The Italian premiere of the film was shown at the Macro Museum in Rome in May 2019, then at Chippendale Studio in Milan, OCT Loft gallery in Shenzhen, and DAMSLab in Bologna.
Sabrina Muzi, Artist
An anthropological view combined with a holistic vision inspired by symbols and archetypes, permeates Sabrina Muzi’s research. Interested in the relationship between different cultures and societies, the transformation of places, and the contemporary ways of interaction of the individual with its historical roots, she involves local people in actions and performance, especially in projects that explore specific cultural contexts.
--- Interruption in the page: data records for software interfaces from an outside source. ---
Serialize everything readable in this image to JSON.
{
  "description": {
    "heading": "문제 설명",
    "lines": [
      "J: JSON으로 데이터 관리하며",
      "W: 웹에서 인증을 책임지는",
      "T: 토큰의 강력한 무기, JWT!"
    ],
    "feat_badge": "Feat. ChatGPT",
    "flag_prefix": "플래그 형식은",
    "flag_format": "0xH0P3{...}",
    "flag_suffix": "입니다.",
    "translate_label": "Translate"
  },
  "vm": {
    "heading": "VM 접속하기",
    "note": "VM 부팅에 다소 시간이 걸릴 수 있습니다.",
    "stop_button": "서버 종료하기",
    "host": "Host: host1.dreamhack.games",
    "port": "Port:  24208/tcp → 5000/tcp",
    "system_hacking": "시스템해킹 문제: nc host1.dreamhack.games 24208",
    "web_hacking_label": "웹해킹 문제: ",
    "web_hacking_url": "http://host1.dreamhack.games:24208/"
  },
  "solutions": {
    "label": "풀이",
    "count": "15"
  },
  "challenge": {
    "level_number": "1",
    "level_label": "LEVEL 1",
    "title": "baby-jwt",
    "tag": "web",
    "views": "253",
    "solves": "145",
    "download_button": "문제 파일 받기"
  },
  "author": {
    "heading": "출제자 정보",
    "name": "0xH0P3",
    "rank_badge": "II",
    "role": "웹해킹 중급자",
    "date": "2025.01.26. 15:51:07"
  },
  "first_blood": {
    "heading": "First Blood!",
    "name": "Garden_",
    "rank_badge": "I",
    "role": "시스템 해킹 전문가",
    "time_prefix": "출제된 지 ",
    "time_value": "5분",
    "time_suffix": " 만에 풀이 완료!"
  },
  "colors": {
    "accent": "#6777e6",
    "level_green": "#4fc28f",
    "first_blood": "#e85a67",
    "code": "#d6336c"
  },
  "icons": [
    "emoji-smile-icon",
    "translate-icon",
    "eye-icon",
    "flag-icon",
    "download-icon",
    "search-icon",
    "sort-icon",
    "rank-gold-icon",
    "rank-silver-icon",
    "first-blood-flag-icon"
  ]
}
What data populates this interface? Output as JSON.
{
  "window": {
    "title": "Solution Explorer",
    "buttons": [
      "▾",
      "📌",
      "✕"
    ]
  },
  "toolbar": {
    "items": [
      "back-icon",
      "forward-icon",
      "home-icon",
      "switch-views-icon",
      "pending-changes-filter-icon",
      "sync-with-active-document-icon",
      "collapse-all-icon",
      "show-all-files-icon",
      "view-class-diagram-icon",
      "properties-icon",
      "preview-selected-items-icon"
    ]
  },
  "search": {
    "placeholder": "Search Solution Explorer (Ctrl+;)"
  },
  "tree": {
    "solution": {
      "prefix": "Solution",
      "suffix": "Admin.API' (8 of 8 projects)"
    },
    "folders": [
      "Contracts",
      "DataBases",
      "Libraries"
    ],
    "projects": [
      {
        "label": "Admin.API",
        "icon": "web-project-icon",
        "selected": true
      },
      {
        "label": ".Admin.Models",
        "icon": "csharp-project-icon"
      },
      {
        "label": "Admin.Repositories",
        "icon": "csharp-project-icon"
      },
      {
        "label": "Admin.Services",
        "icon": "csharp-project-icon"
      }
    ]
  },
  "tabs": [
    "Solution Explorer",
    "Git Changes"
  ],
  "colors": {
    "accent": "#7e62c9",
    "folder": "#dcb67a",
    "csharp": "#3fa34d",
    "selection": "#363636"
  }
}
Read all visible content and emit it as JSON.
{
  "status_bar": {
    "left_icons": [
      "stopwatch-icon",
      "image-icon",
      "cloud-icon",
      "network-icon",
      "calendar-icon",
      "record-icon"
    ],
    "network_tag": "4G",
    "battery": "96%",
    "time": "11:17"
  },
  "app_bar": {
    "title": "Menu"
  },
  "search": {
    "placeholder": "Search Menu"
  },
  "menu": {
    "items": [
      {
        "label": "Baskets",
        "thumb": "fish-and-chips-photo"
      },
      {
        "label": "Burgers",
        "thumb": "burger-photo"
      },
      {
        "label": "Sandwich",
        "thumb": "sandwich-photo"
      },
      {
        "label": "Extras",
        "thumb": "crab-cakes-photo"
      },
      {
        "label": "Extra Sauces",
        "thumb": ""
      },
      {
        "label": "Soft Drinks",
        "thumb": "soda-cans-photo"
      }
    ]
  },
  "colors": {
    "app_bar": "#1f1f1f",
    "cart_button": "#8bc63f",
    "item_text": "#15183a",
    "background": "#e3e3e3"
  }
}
Dr. Tong Lam, Associate Professor, Department of Historical Studies, University of Toronto
Tong Lam’s research areas include the modern and contemporary history of China, science and technology, politics and aesthetics, urbanism, and empire. His first book, A Passion for Facts: Social Surveys and the Construction of the Chinese Nation-State, 1900-1949 (2011), analyzes the profound consequences of the emergence of the technology of the “social fact” and social survey research in modern China. Professor Lam’s current research examines China’s urban infrastructures, ruins and ruination, as well as the renewed imperial ambitions of the later Qing empire. As a visual artist, he uses photographic and cinematographic techniques to dissect contemporary China’s transformation, as well as Cold War ruins around the world. He has published a photo-essay book, Abandoned Futures (2013), and has exhibited his work internationally.
Moderator: Ziyu Cheng, Ph.D. Student, Italian Studies, University of Toronto
This event is hosted by the East Asian Studies Graduate Student Union. Part of the The Fantastical and the Real: 2023 EASGSU Film Talk Series